Starting from grass-roots beginnings, there are the bedroom record labels. They're called bedroom labels because they were literally started in someone's bedroom or personal living space. There are hundreds--if not thousands--of these kinds of Indy labels in America. Don't let their size fool you. Though rare, a critically acclaimed hit from a bedroom label can generate a lot of money and, with it, the chance to affiliate with a larger label if the Indy wants.

Then, there are hipster Indies like Dangerbird in Hollywood, who represents bands like Silversun Pickups and Darker My Love. Or Ace Fu Records in New York City. Ace Fu represents one of the hottest new bands, The Annuals, along with Illinois and Man Man. Each of these labels is Independently owned and operated. Sometimes money is tight, other times flush. That's the way of a true small Indy.

There is actually giant Indies as well. Every year Wind-up Records in New York City seems to hit one out of the park, generating millions. For the last few years, Evanescence was the main attraction, and before that, it was Creed. These hits make up for all the other "not so" successful records, giving Wind-up the resources to invest in many bands.

Meanwhile, across town, another privately owned and financed Indy giant, TVT Records, has quietly built an enormous 20-year catalog, with plenty of hits in the hard rock and hip hop worlds.

And some Indy giants are not quite so hip.

Razor & Tie built their label on the backs of compilation records in the early 90's. The two owners, who met at New York University Law School, simultaneously began a complementary business in direct response marketing. The one-two punch was very successful.

Then in 2001, the duo hit on another winning idea. Taking popular, well-known songs, and adding the choruses of singing children, they created a block-buster brand. The Kidz Bop series was born. Kidz Bop 11 was just released this month, and like its predecessors, it's another monster hit. The Kids Bop series has already sold over 9,000,000 copies in the America.

Strange, since this is the same label that releases music from Dar Williams, Angelique Kidjo and the Latin Funk collective, Yerba Buena.

Indie labels come in all shapes and all sizes.

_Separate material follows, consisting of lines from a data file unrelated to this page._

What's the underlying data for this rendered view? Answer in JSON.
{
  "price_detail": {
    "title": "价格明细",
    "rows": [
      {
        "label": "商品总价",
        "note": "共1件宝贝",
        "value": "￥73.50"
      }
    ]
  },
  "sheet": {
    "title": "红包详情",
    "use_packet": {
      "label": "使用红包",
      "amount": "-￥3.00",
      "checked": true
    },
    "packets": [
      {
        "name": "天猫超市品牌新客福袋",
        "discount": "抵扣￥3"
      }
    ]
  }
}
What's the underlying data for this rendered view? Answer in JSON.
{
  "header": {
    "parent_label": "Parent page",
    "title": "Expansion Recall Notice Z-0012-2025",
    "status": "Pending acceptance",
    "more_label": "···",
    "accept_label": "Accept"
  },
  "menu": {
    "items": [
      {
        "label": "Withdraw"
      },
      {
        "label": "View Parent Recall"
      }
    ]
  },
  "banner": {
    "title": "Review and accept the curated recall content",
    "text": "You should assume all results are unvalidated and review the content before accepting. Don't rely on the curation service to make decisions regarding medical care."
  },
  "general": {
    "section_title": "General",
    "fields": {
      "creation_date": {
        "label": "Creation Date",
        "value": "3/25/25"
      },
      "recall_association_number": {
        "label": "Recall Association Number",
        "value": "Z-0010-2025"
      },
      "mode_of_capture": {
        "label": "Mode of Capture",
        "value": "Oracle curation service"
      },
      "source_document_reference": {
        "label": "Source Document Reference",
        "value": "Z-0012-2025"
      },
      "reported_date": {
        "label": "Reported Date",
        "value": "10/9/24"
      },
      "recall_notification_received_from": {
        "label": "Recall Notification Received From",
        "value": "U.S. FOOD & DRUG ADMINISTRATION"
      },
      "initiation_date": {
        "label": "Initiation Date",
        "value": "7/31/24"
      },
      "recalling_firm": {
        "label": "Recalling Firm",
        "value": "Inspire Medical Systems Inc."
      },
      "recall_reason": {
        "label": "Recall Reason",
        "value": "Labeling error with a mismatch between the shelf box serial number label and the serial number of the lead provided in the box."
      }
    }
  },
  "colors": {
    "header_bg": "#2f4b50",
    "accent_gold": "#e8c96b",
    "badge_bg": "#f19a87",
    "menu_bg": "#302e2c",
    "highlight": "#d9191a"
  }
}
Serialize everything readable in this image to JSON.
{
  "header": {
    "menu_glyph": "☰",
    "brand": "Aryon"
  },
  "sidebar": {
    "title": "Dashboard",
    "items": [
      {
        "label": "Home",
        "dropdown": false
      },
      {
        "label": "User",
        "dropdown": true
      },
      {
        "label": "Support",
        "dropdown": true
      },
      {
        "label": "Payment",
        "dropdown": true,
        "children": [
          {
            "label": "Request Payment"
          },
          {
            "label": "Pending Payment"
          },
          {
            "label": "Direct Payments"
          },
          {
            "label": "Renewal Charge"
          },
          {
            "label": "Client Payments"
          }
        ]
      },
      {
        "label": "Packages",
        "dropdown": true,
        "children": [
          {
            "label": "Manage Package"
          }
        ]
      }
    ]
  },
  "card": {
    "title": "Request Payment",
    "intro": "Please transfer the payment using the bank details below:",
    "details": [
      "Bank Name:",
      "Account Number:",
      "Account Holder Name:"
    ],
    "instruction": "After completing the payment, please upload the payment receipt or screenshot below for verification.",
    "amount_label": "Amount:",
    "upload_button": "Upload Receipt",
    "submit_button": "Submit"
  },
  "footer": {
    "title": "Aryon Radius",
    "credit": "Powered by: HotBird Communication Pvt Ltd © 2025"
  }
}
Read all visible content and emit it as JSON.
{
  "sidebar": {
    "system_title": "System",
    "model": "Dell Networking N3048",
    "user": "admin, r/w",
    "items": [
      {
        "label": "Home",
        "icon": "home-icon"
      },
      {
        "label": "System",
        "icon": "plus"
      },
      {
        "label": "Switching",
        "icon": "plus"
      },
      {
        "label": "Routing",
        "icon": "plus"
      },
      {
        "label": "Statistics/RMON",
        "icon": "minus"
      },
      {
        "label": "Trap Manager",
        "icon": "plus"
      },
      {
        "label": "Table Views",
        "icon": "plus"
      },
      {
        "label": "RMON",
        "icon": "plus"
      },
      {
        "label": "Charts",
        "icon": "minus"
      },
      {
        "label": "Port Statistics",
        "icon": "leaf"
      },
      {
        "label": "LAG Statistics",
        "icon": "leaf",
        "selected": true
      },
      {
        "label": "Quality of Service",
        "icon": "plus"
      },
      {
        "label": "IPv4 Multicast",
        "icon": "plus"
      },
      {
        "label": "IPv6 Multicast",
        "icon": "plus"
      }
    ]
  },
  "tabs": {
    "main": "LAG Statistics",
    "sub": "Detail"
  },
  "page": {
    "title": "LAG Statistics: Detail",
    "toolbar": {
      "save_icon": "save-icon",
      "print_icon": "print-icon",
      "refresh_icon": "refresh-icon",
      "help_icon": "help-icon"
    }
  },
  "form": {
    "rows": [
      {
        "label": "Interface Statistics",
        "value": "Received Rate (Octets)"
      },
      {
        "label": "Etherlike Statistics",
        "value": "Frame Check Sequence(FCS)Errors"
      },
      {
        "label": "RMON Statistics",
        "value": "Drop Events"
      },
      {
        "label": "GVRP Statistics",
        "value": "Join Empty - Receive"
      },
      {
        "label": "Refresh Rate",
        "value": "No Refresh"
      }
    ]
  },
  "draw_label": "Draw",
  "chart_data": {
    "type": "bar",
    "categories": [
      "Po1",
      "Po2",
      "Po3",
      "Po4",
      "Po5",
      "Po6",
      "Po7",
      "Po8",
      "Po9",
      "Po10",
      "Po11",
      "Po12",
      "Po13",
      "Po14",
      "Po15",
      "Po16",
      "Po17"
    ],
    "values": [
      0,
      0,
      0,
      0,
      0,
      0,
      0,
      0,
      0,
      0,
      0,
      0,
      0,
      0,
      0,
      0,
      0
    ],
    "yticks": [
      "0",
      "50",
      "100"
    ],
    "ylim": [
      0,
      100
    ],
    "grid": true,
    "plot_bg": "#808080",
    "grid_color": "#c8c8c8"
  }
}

As the record industry heads to Austin Texas for the annual South By Southwest musical extravaganza, you can be sure all these labels and hundreds more will be there. I will too, and the story will continue next week.

This is Celia Hirschman with On the Beat on KCRW.